Task instructions: Each line below must be written out exactly as shown.

━━━━━━━━━━━━━━━━━━━━

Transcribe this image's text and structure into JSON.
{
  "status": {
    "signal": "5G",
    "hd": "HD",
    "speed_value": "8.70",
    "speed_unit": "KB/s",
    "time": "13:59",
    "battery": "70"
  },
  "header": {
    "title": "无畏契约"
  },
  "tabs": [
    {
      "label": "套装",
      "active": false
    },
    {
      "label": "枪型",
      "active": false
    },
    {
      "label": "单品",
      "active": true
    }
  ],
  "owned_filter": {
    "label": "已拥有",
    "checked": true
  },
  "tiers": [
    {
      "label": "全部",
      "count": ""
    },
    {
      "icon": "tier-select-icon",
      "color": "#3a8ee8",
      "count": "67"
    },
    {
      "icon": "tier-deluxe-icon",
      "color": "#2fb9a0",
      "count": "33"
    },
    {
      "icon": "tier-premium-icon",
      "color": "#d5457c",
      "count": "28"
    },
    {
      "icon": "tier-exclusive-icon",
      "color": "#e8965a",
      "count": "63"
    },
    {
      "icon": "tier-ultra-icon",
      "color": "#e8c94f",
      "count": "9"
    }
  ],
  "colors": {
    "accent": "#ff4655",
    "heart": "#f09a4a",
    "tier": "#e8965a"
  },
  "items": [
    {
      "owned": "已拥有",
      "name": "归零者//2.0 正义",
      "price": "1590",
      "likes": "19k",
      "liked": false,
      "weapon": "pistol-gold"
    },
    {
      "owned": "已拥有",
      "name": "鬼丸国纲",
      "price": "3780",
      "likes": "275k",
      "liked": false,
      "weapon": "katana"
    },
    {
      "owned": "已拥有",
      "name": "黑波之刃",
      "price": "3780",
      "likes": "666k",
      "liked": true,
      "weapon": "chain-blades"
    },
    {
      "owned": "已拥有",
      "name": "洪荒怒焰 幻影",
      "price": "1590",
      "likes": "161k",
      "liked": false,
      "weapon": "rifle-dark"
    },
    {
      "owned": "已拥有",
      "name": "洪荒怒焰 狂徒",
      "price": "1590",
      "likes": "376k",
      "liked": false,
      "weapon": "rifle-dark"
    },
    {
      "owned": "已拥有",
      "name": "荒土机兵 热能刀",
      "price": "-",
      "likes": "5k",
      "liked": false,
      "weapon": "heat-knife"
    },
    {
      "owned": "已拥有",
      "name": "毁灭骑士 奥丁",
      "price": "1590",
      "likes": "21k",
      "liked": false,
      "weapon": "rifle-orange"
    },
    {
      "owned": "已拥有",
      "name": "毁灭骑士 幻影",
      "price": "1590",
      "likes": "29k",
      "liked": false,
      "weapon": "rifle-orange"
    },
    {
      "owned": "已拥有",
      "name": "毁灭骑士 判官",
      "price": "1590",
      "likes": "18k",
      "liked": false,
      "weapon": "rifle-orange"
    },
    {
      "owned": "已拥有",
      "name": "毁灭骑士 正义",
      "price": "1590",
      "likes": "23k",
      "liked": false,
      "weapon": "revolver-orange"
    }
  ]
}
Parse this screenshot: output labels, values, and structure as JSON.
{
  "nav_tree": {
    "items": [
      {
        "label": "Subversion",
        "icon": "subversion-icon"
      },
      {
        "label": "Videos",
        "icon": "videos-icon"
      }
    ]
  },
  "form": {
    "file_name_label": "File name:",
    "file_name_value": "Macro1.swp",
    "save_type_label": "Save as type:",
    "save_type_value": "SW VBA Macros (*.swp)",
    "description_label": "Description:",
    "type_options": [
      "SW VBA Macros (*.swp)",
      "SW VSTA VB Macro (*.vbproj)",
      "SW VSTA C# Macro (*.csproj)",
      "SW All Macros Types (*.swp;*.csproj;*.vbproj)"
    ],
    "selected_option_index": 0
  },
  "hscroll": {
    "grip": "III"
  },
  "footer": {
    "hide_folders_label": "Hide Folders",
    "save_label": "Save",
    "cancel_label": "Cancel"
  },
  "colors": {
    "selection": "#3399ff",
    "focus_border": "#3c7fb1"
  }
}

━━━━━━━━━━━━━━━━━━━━

Answer space:
Transcribe this image's text and structure into JSON.
{
  "status": {
    "signal": "5G",
    "hd": "HD",
    "speed_value": "8.70",
    "speed_unit": "KB/s",
    "time": "13:59",
    "battery": "70"
  },
  "header": {
    "title": "无畏契约"
  },
  "tabs": [
    {
      "label": "套装",
      "active": false
    },
    {
      "label": "枪型",
      "active": false
    },
    {
      "label": "单品",
      "active": true
    }
  ],
  "owned_filter": {
    "label": "已拥有",
    "checked": true
  },
  "tiers": [
    {
      "label": "全部",
      "count": ""
    },
    {
      "icon": "tier-select-icon",
      "color": "#3a8ee8",
      "count": "67"
    },
    {
      "icon": "tier-deluxe-icon",
      "color": "#2fb9a0",
      "count": "33"
    },
    {
      "icon": "tier-premium-icon",
      "color": "#d5457c",
      "count": "28"
    },
    {
      "icon": "tier-exclusive-icon",
      "color": "#e8965a",
      "count": "63"
    },
    {
      "icon": "tier-ultra-icon",
      "color": "#e8c94f",
      "count": "9"
    }
  ],
  "colors": {
    "accent": "#ff4655",
    "heart": "#f09a4a",
    "tier": "#e8965a"
  },
  "items": [
    {
      "owned": "已拥有",
      "name": "归零者//2.0 正义",
      "price": "1590",
      "likes": "19k",
      "liked": false,
      "weapon": "pistol-gold"
    },
    {
      "owned": "已拥有",
      "name": "鬼丸国纲",
      "price": "3780",
      "likes": "275k",
      "liked": false,
      "weapon": "katana"
    },
    {
      "owned": "已拥有",
      "name": "黑波之刃",
      "price": "3780",
      "likes": "666k",
      "liked": true,
      "weapon": "chain-blades"
    },
    {
      "owned": "已拥有",
      "name": "洪荒怒焰 幻影",
      "price": "1590",
      "likes": "161k",
      "liked": false,
      "weapon": "rifle-dark"
    },
    {
      "owned": "已拥有",
      "name": "洪荒怒焰 狂徒",
      "price": "1590",
      "likes": "376k",
      "liked": false,
      "weapon": "rifle-dark"
    },
    {
      "owned": "已拥有",
      "name": "荒土机兵 热能刀",
      "price": "-",
      "likes": "5k",
      "liked": false,
      "weapon": "heat-knife"
    },
    {
      "owned": "已拥有",
      "name": "毁灭骑士 奥丁",
      "price": "1590",
      "likes": "21k",
      "liked": false,
      "weapon": "rifle-orange"
    },
    {
      "owned": "已拥有",
      "name": "毁灭骑士 幻影",
      "price": "1590",
      "likes": "29k",
      "liked": false,
      "weapon": "rifle-orange"
    },
    {
      "owned": "已拥有",
      "name": "毁灭骑士 判官",
      "price": "1590",
      "likes": "18k",
      "liked": false,
      "weapon": "rifle-orange"
    },
    {
      "owned": "已拥有",
      "name": "毁灭骑士 正义",
      "price": "1590",
      "likes": "23k",
      "liked": false,
      "weapon": "revolver-orange"
    }
  ]
}
Parse this screenshot: output labels, values, and structure as JSON.
{
  "nav_tree": {
    "items": [
      {
        "label": "Subversion",
        "icon": "subversion-icon"
      },
      {
        "label": "Videos",
        "icon": "videos-icon"
      }
    ]
  },
  "form": {
    "file_name_label": "File name:",
    "file_name_value": "Macro1.swp",
    "save_type_label": "Save as type:",
    "save_type_value": "SW VBA Macros (*.swp)",
    "description_label": "Description:",
    "type_options": [
      "SW VBA Macros (*.swp)",
      "SW VSTA VB Macro (*.vbproj)",
      "SW VSTA C# Macro (*.csproj)",
      "SW All Macros Types (*.swp;*.csproj;*.vbproj)"
    ],
    "selected_option_index": 0
  },
  "hscroll": {
    "grip": "III"
  },
  "footer": {
    "hide_folders_label": "Hide Folders",
    "save_label": "Save",
    "cancel_label": "Cancel"
  },
  "colors": {
    "selection": "#3399ff",
    "focus_border": "#3c7fb1"
  }
}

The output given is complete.